As a writer, you have to learn to live on the crumbs of positive rejections: those letters you get from editors and agents that say, “I found much to admire,” or “you’re a good writer,” and end with, “but I’ve decided to pass,” or “I didn’t connect with the material as much as I had hoped.”
The crumbs don’t make a full meal, but they give you enough sustenance to keep going, keep trying, keep writing.
For years I lived on encouraging rejections, first while submitting short stories to literary magazines and later while querying agents. Simply getting a manuscript request from an agent was like receiving a hearty slice of fortitude, and a rejection letter like the one I received a month ago (see below) could keep my ego boosted for weeks:

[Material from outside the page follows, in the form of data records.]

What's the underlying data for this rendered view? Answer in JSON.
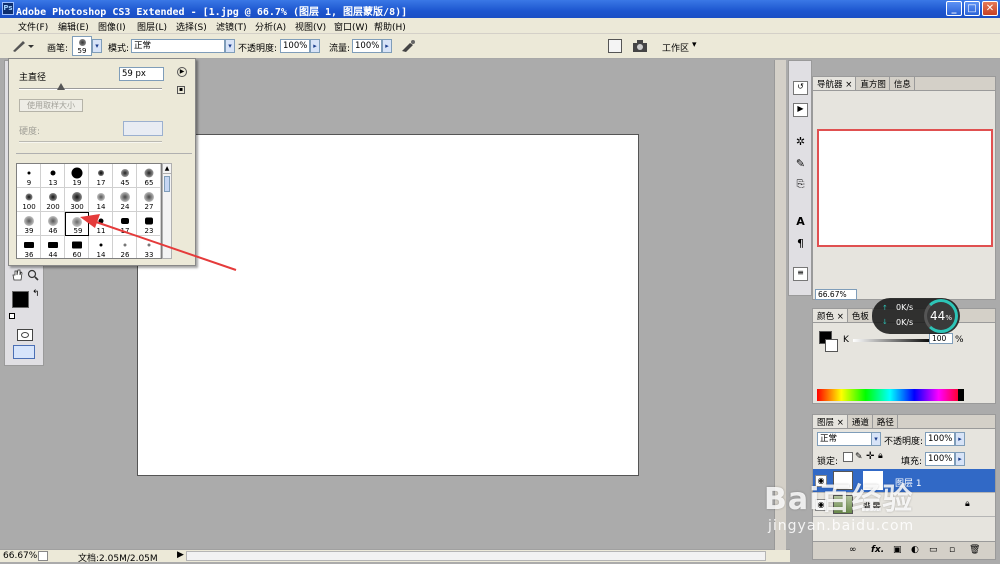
{
  "window": {
    "title": "Adobe Photoshop CS3 Extended - [1.jpg @ 66.7% (图层 1, 图层蒙版/8)]",
    "app_icon": "Ps",
    "btn_min": "_",
    "btn_max": "□",
    "btn_close": "✕"
  },
  "menubar": {
    "items": [
      "文件(F)",
      "编辑(E)",
      "图像(I)",
      "图层(L)",
      "选择(S)",
      "滤镜(T)",
      "分析(A)",
      "视图(V)",
      "窗口(W)",
      "帮助(H)"
    ]
  },
  "options_bar": {
    "brush_label": "画笔:",
    "brush_size_value": "59",
    "mode_label": "模式:",
    "mode_value": "正常",
    "opacity_label": "不透明度:",
    "opacity_value": "100%",
    "flow_label": "流量:",
    "flow_value": "100%",
    "workspace_label": "工作区"
  },
  "brush_popup": {
    "diameter_label": "主直径",
    "diameter_value": "59 px",
    "sample_button": "使用取样大小",
    "hardness_label": "硬度:",
    "presets": [
      "9",
      "13",
      "19",
      "17",
      "45",
      "65",
      "100",
      "200",
      "300",
      "14",
      "24",
      "27",
      "39",
      "46",
      "59",
      "11",
      "17",
      "23",
      "36",
      "44",
      "60",
      "14",
      "26",
      "33"
    ]
  },
  "statusbar": {
    "zoom": "66.67%",
    "doc_info": "文档:2.05M/2.05M"
  },
  "navigator_panel": {
    "tabs": [
      "导航器",
      "直方图",
      "信息"
    ],
    "zoom": "66.67%"
  },
  "color_panel": {
    "tabs": [
      "颜色",
      "色板"
    ],
    "channel_label": "K",
    "channel_value": "100",
    "unit": "%"
  },
  "layers_panel": {
    "tabs": [
      "图层",
      "通道",
      "路径"
    ],
    "blend_mode": "正常",
    "opacity_label": "不透明度:",
    "opacity_value": "100%",
    "lock_label": "锁定:",
    "fill_label": "填充:",
    "fill_value": "100%",
    "layers": [
      "图层 1",
      "背景"
    ],
    "footer_icons": [
      "link-icon",
      "fx-icon",
      "mask-icon",
      "adjustment-icon",
      "group-icon",
      "new-layer-icon",
      "trash-icon"
    ]
  },
  "net_monitor": {
    "up": "0K/s",
    "down": "0K/s",
    "percent": "44",
    "percent_unit": "%"
  },
  "watermark": {
    "logo": "Bai百经验",
    "url": "jingyan.baidu.com"
  },
  "colors": {
    "accent_red_arrow": "#e53b3b",
    "titlebar_blue": "#1d56cf",
    "monitor_ring": "#2dc4b7"
  }
}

Thanks so much for sending me [NAME OF NOVEL]. I really loved this concept and think you are a wonderful writer. I’m going to regretfully pass because I ended up wanting more complexity from both the plot and the characters, but I am very glad you sent this to me and am grateful for the chance to have read it.
In 2014, I finally got a big, fat yes. A top-notch agent at a prestigious agency wanted to represent me. I felt like I had taken a huge step forward in my writing career, and for a brief moment, my ego was sated.
But, after more than six months of working with him on readying my novel for submission to New York editors, my agent decided (without giving me advanced warning) to quit his job. This meant I no longer had an agent.
He gave me a list of other agents and told me to query them. “Say you’re coming at my recommendation,” he suggested. (Because nothing works better in this business than name-dropping.)
But, with the exception of one, I never heard back from any of the people on his list. (And that one agent, after requesting my full manuscript in September, has not gotten back to me, and I’ve sent her two follow-up emails and checked my spam folder religiously.)
It’s frustrating. It’s frustrating to feel like I’ve taken a step backwards and now I can’t manage to scramble up to the agented place I was standing not too long ago. I had an agent who thought my work was ready to be published. So why am I having such a hard time finding a new agent?
My friend Jeni says querying is for the birds and the best way to get a new agent is to meet one in person. So I’m thinking about going to Grubb Street’s Muse Conference in Boston at the end of April to hob-nob with industry professionals. But until then, I figured, I’d query.
So I researched agents and queried and got a few manuscript requests. The requests didn’t satiate me this time, though. I knew better than to get my hopes up, and sure enough, soon I started receiving rejections, like this one I got just the other day:
Thank you for your patience while we considered your work. In the end, while there was much to be admired, we did not fall in love with the overall execution in a way we need to take on a project, especially given this is such a difficult time for fiction.
For what it’s worth to know, we think you have talent, and would consider other works from you in the future. With that said, the problem with this ms was that while not bad, and definitely better than most we see– retellings are VERY difficult to sell unless they are absolutely riveting. This one lacks a certain degree of depth and suspense/tension, even for a MG. It’s a breezy and interesting read, but in the end we don’t think it’s strong enough all things considered, again, since it is a retelling.
I am sorry not to be writing with better news, but this business is so subjective, and another agent might very well feel differently. You deserve an agent with whom your work really resonates, and I’m just sorry that wasn’t us. I sincerely wish you luck on this journey and thank you all the same for reaching out.
I tried to pick out the positive crumbs from the letter: much to be admired, you have talent, interesting read. But they weren’t satisfying me the way they used to.
So then I considered the reasons it was rejected: lack of depth and suspense, simply not strong enough. I thought back to the other positive rejection letter I’d gotten recently. Lacking complexity, the agent had said.
I don’t think it’s wise to ignore these criticisms. This is a very difficult time to sell books, and chances are, I’m not going to be successful unless my book is something incredible. Because that’s what these agents seem to be saying to me: “hey, not bad, but I need it to knock my socks off, and it didn’t.”
Heck, I don’t want to write a book that’s only decent. I want to write a book that is complex and exciting and so completely riveting that it will totally wow these agents who look at hundreds of queries a day.
On the one hand, it’s depressing. Here I thought I was ready to be published, but maybe I’m not there yet. My ego is starved, and I’ve been doing the Charlie Brown shuffle for the past few days.
On the other hand, this latest rejection is, perhaps, a much-needed wake-up call. It made me realize that I have to do better. As much as my ego would like to be showered with praise, maybe my books just aren’t good enough yet. Maybe I need to consider a major revision. Or write something new that is more complex and suspenseful. I’m a good writer and I’ve got talent – so there’s no reason for me to quit! But there’s also no reason for me to think I can’t do better.
What I’m saying is, encouraging rejections are a good way to boost your ego and give you gumption when that’s what you need, but sometimes you have to consider why your work got rejected, and what you can do to improve.
Hemingway said that he wrote better when his stomach was growling. Maybe it’s time for me to stop filling up on the crumbs of these positive rejections and work for a while with an ego that is humble and hungry.